Our Aussies may be naturally closer (and harder to push out) than Border Collies, but can be trained to work in any situation. Thorough training allows us to have an Aussie that can handle a Post Advanced course (or even an open Border Collie course), then turn around and work in tight holding pens.
Aussies have more of a natural tendency toward barking than Border Collies. Some Aussies have very little bite (grip) and will bark instead. A well timed bark can sometimes do the trick when moving cattle and occasionally sheep. The dog may have to back up the bark with a bite if the cattle/sheep question the dog"s authority. Livestock do get irritable or nervous with continual or excessive barking and may even learn to ignore it, therefore, points may be lost in an ASCA trial for excessive barking. Excessive barking may be a signal of nervousness and may point out a dog who is not accustomed to cattle, or the cattle (or sheep) may be tougher than the particular dog can handle.
A dog has either a soft bite or a hard bite. A dog with a soft bite usually does little to no damage. In many cases this lighter pressure bite (often labeled a "nip") is enough. In some instances, it is not and the dog will not win that round. A dog with a hard bite usually makes a very strong impression on stock and may even be too hard for some sheep. The best dog is one who makes a good judgment call, knowing when to bite softly to make a simple impression but has a hard bite to back it up if necessary.
The power a dog possesses can only be evaluated while working livestock. Neither size nor structure indicate strong power. It is not seen while playing or during normal interaction with people or other dogs. Mistaking power for biting ability, working too close, hyperactivity or harassment is not uncommon.
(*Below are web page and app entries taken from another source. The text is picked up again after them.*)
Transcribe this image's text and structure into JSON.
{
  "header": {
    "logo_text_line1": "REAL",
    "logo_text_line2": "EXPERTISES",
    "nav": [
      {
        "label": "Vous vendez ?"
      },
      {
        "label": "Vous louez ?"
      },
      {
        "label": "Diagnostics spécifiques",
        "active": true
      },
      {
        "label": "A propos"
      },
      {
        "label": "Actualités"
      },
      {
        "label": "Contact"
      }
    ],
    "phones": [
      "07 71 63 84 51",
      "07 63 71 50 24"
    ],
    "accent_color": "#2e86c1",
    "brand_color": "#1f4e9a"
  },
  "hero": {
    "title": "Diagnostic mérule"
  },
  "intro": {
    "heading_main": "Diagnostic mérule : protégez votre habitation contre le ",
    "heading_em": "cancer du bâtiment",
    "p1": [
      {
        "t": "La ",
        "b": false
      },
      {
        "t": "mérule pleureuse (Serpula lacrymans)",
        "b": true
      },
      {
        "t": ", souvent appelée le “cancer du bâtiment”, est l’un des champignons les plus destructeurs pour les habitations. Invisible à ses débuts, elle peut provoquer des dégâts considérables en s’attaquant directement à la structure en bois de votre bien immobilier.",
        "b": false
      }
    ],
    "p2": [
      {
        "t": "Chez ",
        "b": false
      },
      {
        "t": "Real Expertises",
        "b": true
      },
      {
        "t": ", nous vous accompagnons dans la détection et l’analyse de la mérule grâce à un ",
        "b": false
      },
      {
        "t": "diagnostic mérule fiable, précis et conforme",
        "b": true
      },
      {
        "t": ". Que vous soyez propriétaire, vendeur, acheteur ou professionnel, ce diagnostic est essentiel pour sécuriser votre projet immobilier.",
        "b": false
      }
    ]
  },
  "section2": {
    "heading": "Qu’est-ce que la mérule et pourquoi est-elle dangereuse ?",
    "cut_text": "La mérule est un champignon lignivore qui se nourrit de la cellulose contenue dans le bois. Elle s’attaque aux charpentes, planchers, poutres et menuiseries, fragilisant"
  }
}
A truly powerful dog is born, not made. No amount of training or miles will add power to a dog, but they can instill more confidence and give a weaker dog more "tricks" to use when needed.
Divining the power of a dog will only come from being able to read the livestock and how they react to the dog. The first indicator of a dog"s power will come when initial contact is made between dog and stock. This can be when the dog enters a pen or starts a lift. A weak dog can raucously enter a pen or rush the lift and still not have the same impact as a calm, slow moving powerful dog. True power will be seen in how far off a dog must work to keep livestock calmly moving; in a "push" situation such as loading into an unfamiliar trailer; in a "stand-off" between a testing animal and the dog; how often the dog must reassert its control over the stock. The dog who quietly stands its ground, by sheer will forcing the testing stock to turn around and go on their own, is more powerful than the dog who must run at, bark, or bite the stock. When trying to read the true power of a dog, watch the stock, not the dog.
Owning the "perfect" dog is always in the mind of the handler. Each person is looking for just a little something different in the working style of the dog they choose to work. Cattle ranchers require traits in their dog that sheep ranchers may not. People who have ranches plus trial their dogs may look for certain things, whereas a person who only trials is looking for something very specific. With the great variety of subtleties available in our upright, loose eyed Aussies, knowing what one likes and wants is important to understand. Taking into account the vagaries of each of the terms for "style" is also important. When Aussie owners have slightly different needs, likes, or understanding, this is when our "lively discussions" occur!